╔══

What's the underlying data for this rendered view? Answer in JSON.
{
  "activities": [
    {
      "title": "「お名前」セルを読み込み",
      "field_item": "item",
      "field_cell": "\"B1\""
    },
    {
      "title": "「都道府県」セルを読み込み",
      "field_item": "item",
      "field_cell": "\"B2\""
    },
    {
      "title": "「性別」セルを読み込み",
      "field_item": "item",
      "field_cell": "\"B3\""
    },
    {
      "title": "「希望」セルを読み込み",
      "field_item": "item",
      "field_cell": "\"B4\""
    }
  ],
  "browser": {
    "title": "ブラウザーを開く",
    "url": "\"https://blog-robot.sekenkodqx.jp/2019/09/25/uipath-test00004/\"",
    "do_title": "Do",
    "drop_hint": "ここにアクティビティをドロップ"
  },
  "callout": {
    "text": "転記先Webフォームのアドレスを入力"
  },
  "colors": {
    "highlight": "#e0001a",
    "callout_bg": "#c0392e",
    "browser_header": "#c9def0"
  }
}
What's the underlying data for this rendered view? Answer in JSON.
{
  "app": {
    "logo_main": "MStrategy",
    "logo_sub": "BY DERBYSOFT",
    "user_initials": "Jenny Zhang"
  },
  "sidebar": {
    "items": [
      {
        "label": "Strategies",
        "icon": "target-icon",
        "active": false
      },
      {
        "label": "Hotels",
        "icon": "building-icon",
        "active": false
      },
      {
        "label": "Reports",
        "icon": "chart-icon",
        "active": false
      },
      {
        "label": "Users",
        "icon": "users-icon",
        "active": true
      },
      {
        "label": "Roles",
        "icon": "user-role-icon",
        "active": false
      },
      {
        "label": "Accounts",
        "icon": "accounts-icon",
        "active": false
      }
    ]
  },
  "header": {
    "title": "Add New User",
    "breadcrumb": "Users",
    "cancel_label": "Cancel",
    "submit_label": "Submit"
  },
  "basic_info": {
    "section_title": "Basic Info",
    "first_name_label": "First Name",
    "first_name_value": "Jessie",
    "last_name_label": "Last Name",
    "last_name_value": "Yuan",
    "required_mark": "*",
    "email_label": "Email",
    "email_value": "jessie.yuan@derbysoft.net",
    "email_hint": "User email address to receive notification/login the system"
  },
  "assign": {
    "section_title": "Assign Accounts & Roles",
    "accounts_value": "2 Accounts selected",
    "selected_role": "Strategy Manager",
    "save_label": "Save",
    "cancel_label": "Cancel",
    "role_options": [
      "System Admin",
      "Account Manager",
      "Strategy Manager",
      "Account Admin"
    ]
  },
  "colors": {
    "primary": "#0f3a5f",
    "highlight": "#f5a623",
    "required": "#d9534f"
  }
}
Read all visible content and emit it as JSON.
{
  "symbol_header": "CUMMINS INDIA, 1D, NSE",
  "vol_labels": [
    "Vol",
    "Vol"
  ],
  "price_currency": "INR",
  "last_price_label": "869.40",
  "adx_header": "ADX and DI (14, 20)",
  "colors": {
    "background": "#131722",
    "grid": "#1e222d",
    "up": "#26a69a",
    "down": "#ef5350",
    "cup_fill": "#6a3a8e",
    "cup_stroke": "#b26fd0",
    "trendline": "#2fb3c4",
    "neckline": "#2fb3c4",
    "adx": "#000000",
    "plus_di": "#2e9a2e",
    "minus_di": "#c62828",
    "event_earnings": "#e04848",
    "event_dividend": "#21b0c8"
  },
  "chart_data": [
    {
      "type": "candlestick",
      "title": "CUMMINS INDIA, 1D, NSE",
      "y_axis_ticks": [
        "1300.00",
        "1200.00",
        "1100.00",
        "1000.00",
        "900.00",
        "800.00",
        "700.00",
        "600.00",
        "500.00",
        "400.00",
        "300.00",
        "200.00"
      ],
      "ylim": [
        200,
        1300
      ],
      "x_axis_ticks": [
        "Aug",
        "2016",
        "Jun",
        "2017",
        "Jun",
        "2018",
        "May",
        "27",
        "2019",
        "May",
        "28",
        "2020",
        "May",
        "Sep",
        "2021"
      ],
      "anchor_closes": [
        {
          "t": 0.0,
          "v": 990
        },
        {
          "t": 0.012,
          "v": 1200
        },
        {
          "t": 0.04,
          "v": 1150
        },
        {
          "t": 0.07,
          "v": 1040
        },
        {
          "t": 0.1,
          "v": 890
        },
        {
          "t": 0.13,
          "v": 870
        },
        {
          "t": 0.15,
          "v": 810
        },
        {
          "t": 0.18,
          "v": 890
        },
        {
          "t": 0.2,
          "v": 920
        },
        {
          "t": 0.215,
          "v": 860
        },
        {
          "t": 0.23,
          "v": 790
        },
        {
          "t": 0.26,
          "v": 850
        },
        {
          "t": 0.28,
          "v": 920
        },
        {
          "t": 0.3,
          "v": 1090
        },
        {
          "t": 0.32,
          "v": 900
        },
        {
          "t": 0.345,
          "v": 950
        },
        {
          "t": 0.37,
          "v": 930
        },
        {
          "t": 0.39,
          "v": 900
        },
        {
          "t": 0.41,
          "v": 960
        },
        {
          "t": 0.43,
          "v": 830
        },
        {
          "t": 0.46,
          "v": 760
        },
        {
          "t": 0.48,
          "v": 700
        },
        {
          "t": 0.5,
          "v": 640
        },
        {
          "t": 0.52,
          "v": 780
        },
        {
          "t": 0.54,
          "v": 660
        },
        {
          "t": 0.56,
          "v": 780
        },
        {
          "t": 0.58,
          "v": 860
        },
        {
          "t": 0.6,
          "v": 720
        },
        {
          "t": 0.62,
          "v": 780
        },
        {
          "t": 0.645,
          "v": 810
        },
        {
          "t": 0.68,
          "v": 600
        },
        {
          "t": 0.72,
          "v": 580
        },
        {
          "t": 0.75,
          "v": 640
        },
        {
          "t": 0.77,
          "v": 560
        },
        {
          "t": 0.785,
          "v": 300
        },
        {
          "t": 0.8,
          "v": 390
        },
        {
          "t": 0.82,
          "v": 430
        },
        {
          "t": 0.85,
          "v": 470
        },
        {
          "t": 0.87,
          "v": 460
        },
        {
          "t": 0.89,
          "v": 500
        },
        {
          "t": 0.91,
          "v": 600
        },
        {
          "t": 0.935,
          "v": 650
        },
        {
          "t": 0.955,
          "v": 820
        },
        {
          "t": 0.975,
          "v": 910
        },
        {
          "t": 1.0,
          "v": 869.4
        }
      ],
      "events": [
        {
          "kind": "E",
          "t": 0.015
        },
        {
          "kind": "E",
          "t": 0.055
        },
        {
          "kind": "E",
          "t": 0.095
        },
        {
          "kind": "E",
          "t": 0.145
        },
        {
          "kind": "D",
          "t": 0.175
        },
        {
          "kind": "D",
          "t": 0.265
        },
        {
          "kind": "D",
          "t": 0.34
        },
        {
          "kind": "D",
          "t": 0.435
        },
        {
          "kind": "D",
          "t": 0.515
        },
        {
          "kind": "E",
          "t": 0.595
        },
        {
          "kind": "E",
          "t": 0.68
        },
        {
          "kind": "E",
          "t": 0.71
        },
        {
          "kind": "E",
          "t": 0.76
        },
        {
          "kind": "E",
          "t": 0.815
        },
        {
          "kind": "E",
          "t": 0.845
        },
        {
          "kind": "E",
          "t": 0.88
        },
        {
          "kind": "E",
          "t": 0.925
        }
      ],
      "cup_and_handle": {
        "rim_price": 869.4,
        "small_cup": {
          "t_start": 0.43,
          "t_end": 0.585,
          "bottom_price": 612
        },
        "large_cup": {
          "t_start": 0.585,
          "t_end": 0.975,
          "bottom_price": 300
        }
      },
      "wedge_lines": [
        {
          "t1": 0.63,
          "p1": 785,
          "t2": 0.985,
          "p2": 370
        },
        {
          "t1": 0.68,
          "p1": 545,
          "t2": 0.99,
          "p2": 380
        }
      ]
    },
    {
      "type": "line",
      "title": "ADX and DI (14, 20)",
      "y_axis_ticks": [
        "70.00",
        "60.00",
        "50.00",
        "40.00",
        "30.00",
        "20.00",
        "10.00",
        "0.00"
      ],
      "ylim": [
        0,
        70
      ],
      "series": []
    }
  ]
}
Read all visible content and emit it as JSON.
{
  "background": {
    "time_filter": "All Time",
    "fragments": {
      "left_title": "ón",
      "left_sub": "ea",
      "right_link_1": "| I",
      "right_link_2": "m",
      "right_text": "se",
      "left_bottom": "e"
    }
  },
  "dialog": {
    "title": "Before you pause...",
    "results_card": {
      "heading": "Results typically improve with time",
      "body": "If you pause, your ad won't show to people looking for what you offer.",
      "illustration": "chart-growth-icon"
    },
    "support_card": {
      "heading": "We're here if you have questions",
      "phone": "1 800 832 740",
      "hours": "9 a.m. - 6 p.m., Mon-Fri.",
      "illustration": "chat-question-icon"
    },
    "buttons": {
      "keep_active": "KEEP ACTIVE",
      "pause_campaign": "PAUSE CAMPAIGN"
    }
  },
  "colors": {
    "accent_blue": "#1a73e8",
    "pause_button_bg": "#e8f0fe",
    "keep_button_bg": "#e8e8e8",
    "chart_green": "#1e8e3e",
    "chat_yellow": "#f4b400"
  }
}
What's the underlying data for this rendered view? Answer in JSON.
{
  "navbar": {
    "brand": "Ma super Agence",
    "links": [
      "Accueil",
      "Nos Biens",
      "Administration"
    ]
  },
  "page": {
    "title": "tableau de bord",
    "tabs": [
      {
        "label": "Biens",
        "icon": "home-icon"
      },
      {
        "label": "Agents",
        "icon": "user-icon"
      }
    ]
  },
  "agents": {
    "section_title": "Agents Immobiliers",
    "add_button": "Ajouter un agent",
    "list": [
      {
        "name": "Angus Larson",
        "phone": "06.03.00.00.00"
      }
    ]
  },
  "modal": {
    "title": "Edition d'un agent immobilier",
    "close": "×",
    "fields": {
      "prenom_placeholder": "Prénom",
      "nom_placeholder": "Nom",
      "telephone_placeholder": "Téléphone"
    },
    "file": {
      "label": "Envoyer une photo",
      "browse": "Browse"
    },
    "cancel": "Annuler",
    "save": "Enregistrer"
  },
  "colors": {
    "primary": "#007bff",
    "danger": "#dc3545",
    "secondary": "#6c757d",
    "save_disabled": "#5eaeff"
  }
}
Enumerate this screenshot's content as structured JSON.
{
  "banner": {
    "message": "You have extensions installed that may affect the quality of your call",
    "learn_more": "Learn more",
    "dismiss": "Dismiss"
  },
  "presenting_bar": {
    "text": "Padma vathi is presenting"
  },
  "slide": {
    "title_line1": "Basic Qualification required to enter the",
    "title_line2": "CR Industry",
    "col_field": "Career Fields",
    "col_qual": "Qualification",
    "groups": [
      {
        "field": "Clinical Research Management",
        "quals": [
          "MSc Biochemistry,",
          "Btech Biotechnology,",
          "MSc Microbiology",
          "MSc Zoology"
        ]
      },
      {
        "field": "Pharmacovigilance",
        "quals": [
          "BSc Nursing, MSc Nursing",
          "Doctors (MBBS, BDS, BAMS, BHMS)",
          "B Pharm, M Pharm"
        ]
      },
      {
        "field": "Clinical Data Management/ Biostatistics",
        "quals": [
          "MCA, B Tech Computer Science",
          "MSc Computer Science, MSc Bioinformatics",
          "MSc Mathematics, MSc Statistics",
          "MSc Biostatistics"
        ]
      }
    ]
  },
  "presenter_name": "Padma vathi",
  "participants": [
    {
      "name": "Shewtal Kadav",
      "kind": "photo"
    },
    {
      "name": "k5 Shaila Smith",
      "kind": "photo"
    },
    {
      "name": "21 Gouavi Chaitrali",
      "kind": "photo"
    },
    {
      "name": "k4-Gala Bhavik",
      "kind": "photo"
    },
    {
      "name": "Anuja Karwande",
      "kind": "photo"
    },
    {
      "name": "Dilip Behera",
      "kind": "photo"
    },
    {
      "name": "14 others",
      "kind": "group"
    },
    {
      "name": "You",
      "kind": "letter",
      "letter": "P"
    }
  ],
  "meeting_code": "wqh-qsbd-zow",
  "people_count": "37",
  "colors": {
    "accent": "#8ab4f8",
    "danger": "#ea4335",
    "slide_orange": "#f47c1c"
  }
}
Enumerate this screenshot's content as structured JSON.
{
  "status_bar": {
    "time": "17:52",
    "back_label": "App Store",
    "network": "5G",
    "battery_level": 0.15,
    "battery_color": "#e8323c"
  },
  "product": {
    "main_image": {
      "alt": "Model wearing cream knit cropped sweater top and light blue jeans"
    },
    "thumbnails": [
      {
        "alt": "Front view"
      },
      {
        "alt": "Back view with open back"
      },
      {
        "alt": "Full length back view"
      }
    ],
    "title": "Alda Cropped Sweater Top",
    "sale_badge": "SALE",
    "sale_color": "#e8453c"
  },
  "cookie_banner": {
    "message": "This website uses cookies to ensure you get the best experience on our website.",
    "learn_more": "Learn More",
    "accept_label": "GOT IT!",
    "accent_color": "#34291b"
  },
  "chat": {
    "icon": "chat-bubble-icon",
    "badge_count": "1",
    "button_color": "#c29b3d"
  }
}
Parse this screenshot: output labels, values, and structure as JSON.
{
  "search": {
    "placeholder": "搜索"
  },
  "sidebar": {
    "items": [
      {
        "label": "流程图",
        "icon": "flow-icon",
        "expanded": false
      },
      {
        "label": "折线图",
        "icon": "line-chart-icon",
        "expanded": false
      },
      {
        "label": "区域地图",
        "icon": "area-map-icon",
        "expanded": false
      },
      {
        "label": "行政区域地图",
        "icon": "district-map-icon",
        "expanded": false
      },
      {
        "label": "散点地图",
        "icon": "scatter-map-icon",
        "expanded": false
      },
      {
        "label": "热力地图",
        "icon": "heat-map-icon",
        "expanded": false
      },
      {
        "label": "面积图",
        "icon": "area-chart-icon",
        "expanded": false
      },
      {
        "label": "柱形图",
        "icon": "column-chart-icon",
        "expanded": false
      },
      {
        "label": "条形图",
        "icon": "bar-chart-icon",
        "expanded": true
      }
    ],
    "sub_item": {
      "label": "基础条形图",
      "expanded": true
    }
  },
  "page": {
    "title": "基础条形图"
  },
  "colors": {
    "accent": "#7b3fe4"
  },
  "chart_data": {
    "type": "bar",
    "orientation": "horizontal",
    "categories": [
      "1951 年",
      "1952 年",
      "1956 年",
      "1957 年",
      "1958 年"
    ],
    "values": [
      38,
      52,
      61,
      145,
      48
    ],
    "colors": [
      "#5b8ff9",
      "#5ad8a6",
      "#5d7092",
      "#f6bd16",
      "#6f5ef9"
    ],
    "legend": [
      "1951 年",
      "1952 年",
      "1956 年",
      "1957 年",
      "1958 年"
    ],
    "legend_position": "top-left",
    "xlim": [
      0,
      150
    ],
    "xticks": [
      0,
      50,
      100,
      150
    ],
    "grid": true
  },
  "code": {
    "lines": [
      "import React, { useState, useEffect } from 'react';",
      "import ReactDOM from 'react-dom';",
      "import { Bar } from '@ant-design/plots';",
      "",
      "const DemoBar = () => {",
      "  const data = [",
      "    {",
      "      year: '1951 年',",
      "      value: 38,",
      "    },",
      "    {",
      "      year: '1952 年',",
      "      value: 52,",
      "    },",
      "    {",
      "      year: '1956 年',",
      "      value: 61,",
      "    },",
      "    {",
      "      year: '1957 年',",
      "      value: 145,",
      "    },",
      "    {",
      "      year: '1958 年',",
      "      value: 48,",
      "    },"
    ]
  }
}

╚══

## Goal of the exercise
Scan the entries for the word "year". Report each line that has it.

## Solution for this task
      "      year: '1951 年',",
      "      year: '1952 年',",
      "      year: '1956 年',",
      "      year: '1957 年',",
      "      year: '1958 年',",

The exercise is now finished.